Noh said he received no information on what the new owners had in mind for the building, and that he and other tenants have been frustrated by a lack of communication.
"We tried to contact the landlord but have failed," he said. "That was really tough. Everybody was anxious. We tried to find out if we can go back (after the renovations). … They just told us, ‘You have to be out by Aug. 31.'"
Noh said tenants were first given notice in February by American Land Co., which manages the building, but "they said they don't know what the plan is."
He said his restaurant is moving a few blocks away to a space without a kitchen, but said his business luckily has a kitchen in Kalihi.
Noh said other tenants, small mom-and-pop businesses, don't have that luxury, and estimates it will take 10 to 12 months to design and acquire building permits to remodel a small space.

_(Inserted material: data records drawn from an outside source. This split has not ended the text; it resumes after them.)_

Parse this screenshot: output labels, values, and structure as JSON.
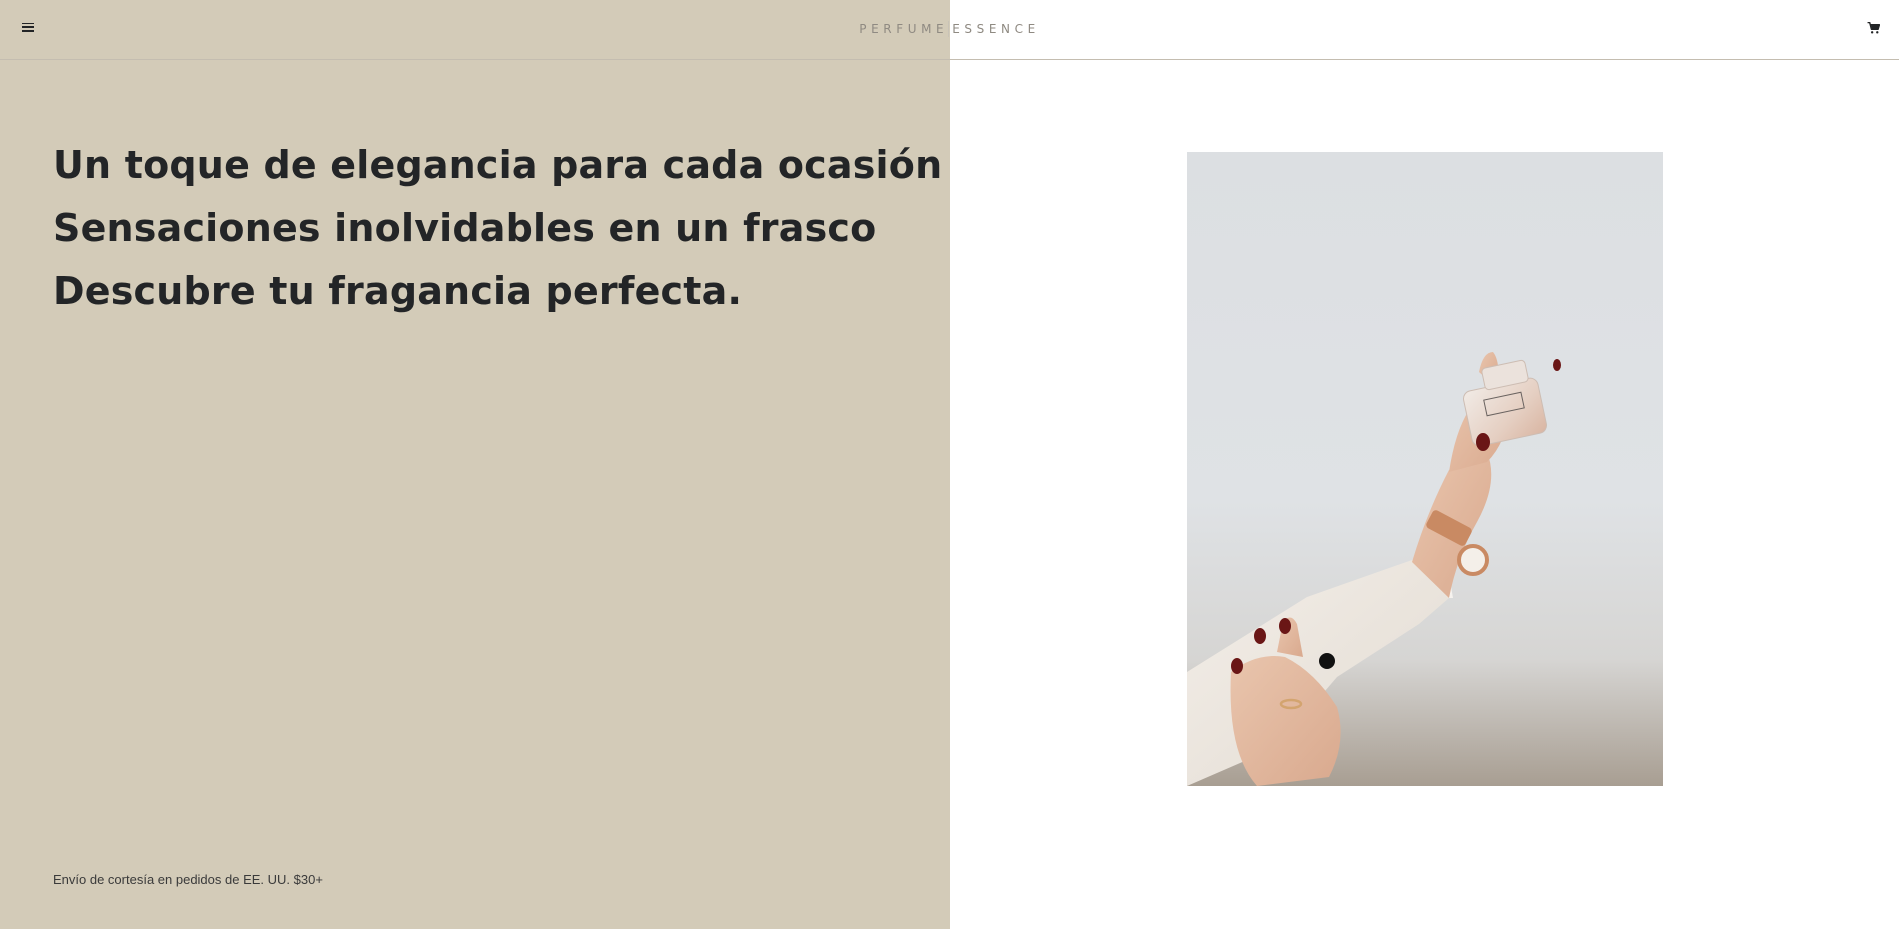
{
  "header": {
    "brand_left": "PERFUME",
    "brand_right": "ESSENCE",
    "menu_icon": "hamburger-menu-icon",
    "cart_icon": "shopping-cart-icon"
  },
  "hero": {
    "headline_lines": [
      "Un toque de elegancia para cada ocasión",
      "Sensaciones inolvidables en un frasco",
      "Descubre tu fragancia perfecta."
    ],
    "shipping_note": "Envío de cortesía en pedidos de EE. UU. $30+"
  },
  "colors": {
    "left_panel": "#d3cbb8",
    "right_panel": "#ffffff",
    "text": "#232527"
  }
}
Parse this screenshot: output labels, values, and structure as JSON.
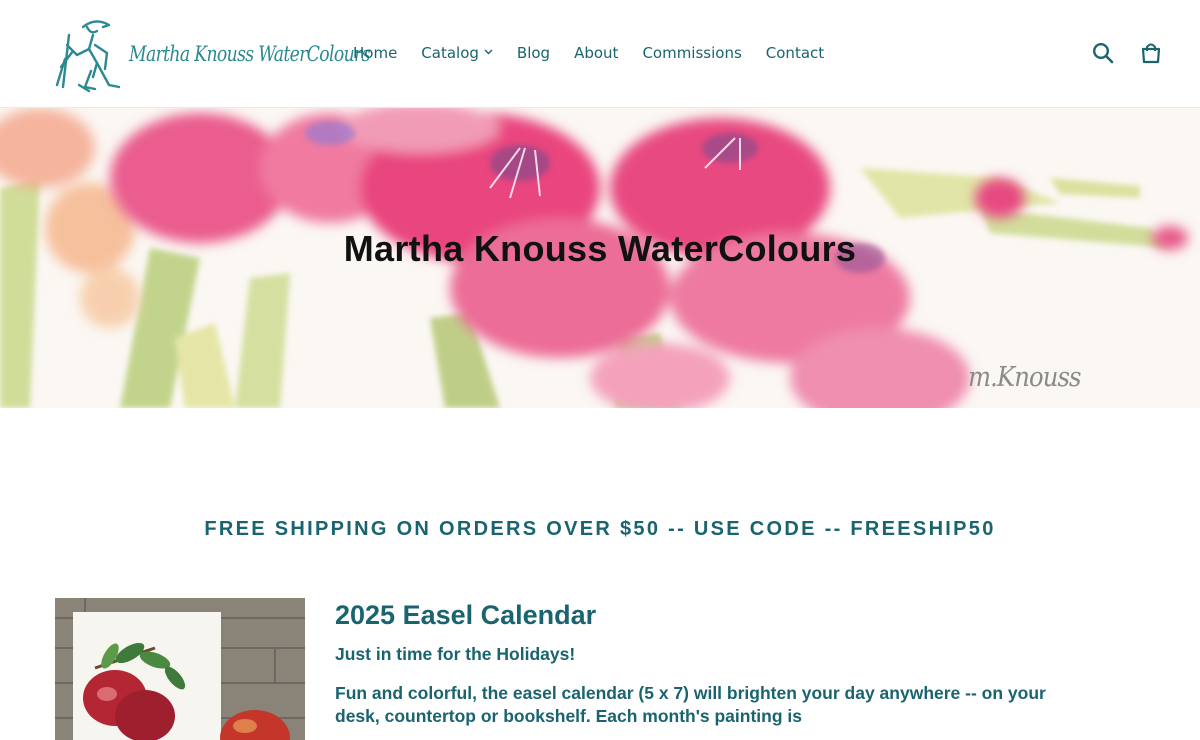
{
  "brand": {
    "logo_text": "Martha Knouss WaterColours"
  },
  "nav": {
    "items": [
      {
        "label": "Home"
      },
      {
        "label": "Catalog",
        "has_dropdown": true
      },
      {
        "label": "Blog"
      },
      {
        "label": "About"
      },
      {
        "label": "Commissions"
      },
      {
        "label": "Contact"
      }
    ]
  },
  "header_icons": {
    "search": "search-icon",
    "cart": "cart-icon"
  },
  "hero": {
    "title": "Martha Knouss WaterColours",
    "signature": "m.Knouss"
  },
  "promo": {
    "text": "FREE SHIPPING ON ORDERS OVER $50 -- USE CODE -- FREESHIP50"
  },
  "product": {
    "title": "2025 Easel Calendar",
    "subtitle": "Just in time for the Holidays!",
    "description": "Fun and colorful, the easel calendar (5 x 7) will brighten your day anywhere -- on your desk, countertop or bookshelf. Each month's painting is"
  },
  "colors": {
    "accent": "#1a6470",
    "logo": "#2a8a90",
    "hero_title": "#111111"
  }
}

Golden Bowl owner Thomas Dang said he hasn't found a place to relocate his business from the space he's occupied for 14 years. "Everything is so expensive right now, so it's a terrible time for business."
American Land Co. President John Lyles said Buddhist society officials, who are Mandarin speakers, asked him to prepare a written statement in response to questions from the Star-Advertiser.
The society, which belongs to a Buddhist sect originating in Taiwan, says all details of the plan are not final, but include a teahouse, gift shop, stores, society offices, eateries, worship hall and meeting spaces for cultural and community events. The center would host enrichment classes including meditation, yoga, arts, tai chi, language study and vegetarian cooking classes.
"We hope the new center will provide a sanctuary, a peaceful environment in the center of the Honolulu business district, where people can relax, learn, enjoy healthy foods, seek peace and find harmony amid the chaos of their workday world," the Venerable Tze Chuang, Buddhist society official, said in a written statement.
Lyles said the Buddhist society's current center is in Chinatown at the Chinese Cultural Plaza, 100 N. Beretania St., where prayer and dharma services are held, according to its website.
He said the exterior of the building would remain the same and will not resemble a temple.
Tom Smyth, a resident of the Harbor Court condominium just makai of the plaza, said, "That is an odd place to put a community gathering place. There's no parking. … I'm a little surprised a group like that would buy it to fix it up for that purpose."
Smyth, an economic developer, said it is a sign of the economic downturn since government and private businesses have cut workers, so fewer restaurants are needed. He said downtown retail occupancy is down and the vacancy rate is high.
Downtown Neighborhood Board member Anthony Chang said the new use of the building would likely not be a cause for concern among residents since it would not generate much noise.
He said there is a lack of available space in the area and that the society might not have had many options. He noted the general area has a high concentration of Buddhists.
Chang said the business tenants could bring forth their concerns to the neighborhood board.